It’s wonderful you are volunteering to help put on the genealogy conference! It takes lots of volunteers to put on a conference, but I know the attendees will appreciate your efforts! It’s a great way to meet other genealogists, too.
I teach genealogy classes for Salina [KS] Public Library, and volunteer to help library patrons with their genealogy on the first Monday of the month, Aug-May.
That’s another great way to volunteer! I’m sure the patrons are very appreciative.
Volunteering is a great way to learn about your family. The best way I found was to transcribe for various sites. I did transcribing for the FreeCen site – it is the census from Britain. Even though it has already been transcribed this is like a proofreading. I took on a section of Lancashire where my grandparents were born for the 1861 England census. Wow! Was I ever surprised….as I found lots more relatives who lived nearby. Also, I found some of these people were witnesses to family weddings, etc. History is so interesting when it can be applied to your own family!!!
Also, I do volunteer researching for the local branch of our Genealogy Society. I have learned so much about this area (I was not born in this area), and I can pass that info on to others.
Transcribing documents is such a great way to volunteer!
I, like many others am a volunteer at my local Family History Center, as well as volunteering at one of the branch libraries to assist people in their research.
I’ve often relied on volunteers over the years, so thank you (and all of you!) for volunteering.
I help others in my Newcomers group.

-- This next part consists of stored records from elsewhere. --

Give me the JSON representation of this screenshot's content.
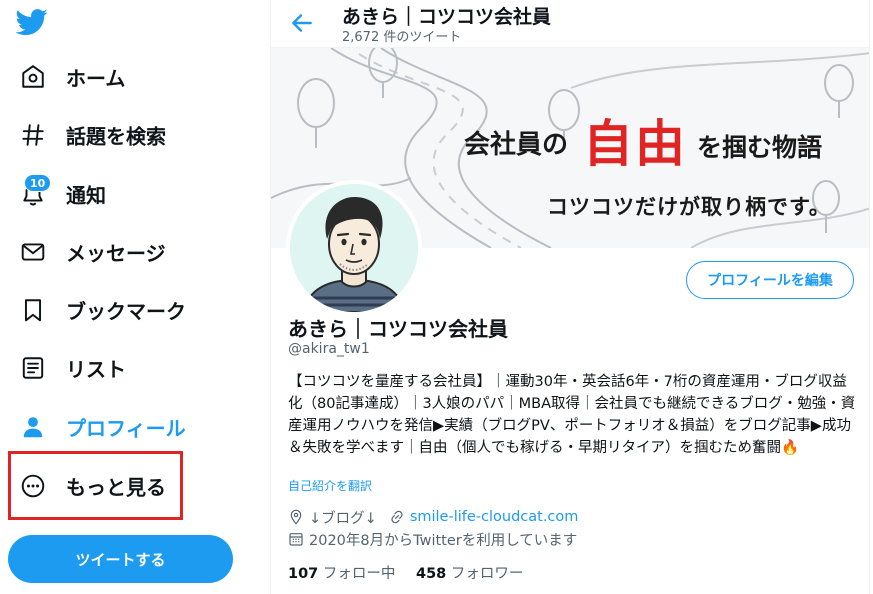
{
  "nav": {
    "items": [
      {
        "label": "ホーム",
        "icon": "home-icon"
      },
      {
        "label": "話題を検索",
        "icon": "hashtag-icon"
      },
      {
        "label": "通知",
        "icon": "bell-icon",
        "badge": "10"
      },
      {
        "label": "メッセージ",
        "icon": "envelope-icon"
      },
      {
        "label": "ブックマーク",
        "icon": "bookmark-icon"
      },
      {
        "label": "リスト",
        "icon": "list-icon"
      },
      {
        "label": "プロフィール",
        "icon": "person-icon"
      },
      {
        "label": "もっと見る",
        "icon": "more-circle-icon"
      }
    ],
    "tweet_button": "ツイートする"
  },
  "header": {
    "title": "あきら｜コツコツ会社員",
    "subtitle": "2,672 件のツイート"
  },
  "banner": {
    "line1": "会社員の",
    "emphasis": "自由",
    "line1b": "を掴む物語",
    "line2": "コツコツだけが取り柄です。"
  },
  "profile": {
    "edit_button": "プロフィールを編集",
    "name": "あきら｜コツコツ会社員",
    "handle": "@akira_tw1",
    "bio": "【コツコツを量産する会社員】｜運動30年・英会話6年・7桁の資産運用・ブログ収益化（80記事達成）｜3人娘のパパ｜MBA取得｜会社員でも継続できるブログ・勉強・資産運用ノウハウを発信▶実績（ブログPV、ポートフォリオ＆損益）をブログ記事▶成功＆失敗を学べます｜自由（個人でも稼げる・早期リタイア）を掴むため奮闘🔥",
    "translate": "自己紹介を翻訳",
    "location": "↓ブログ↓",
    "website": "smile-life-cloudcat.com",
    "joined": "2020年8月からTwitterを利用しています",
    "following_count": "107",
    "following_label": "フォロー中",
    "followers_count": "458",
    "followers_label": "フォロワー"
  },
  "colors": {
    "accent": "#1d9bf0",
    "highlight_box": "#e02424",
    "banner_red": "#e02424"
  }
}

And as usual I learn from them, it’s a 2 way street. Where’s today’s post or am I looking too early?
What a great way to volunteer! Here’s today’s post (Day 2) : https://lisalisson.com/genealogy-wikis-31-days-genealogy-tips/
I serve as an officer in my local historical society and as a co-editor of both our quarterly journal and our county’s TNGenWeb site which are great ways to promote research, education and preservation. I also serve as the volunteer researcher for my local library, answering requests for information/documents/copies for those who live out of the area or otherwise can’t make it to the library to find the info for themselves. Our society also supplies a member to one of our local libraries the 2nd Saturday of every month to help any researchers who may have questions or need help researching in our county. I’m also the admin for 2 Facebook groups for our county. One is a family history research group and the other is for the general history of the county and its people. I’ve learned more about my county and the families I’m researching by being a member and volunteering for our local society than I would have just researching on my own. I think it’s vital for researchers to join and participate in the efforts of their local society.
I love all the different outlets of volunteering you have found!
Looking for advice on how to digitize
records for a historical sociefy
I have “adopted” a small local church cemetery and am slowly making sure all the gravestones are recorded on FindAGrave and Billion Graves. So many people have helped me with cemetery photos in other states, it seems like a good way to give back.
Andi, that’s fantastic. I’m sure there are many researchers who are appreciative of your work.
I have been volunteering about 10 years at a local Family History Center after driving about the United States for about 2 months tracing the migration of my family from the late 1600’s in Massachusetts, throughout the Ohio Valley and into Kentucky , and along the Atlantic coast into Florida. From there I traveled North through Georgia, Tennessee, and back into the Mid-West to the South East corner of Iowa. When I got home, I volunteered and have been at the Family History Center ever since.
What a wonderful trip tracking down your ancestors! I would love to do a long dedicated trip like that. Thank you for volunteering at your local Family History Center. I’m sure many have benefited from you help.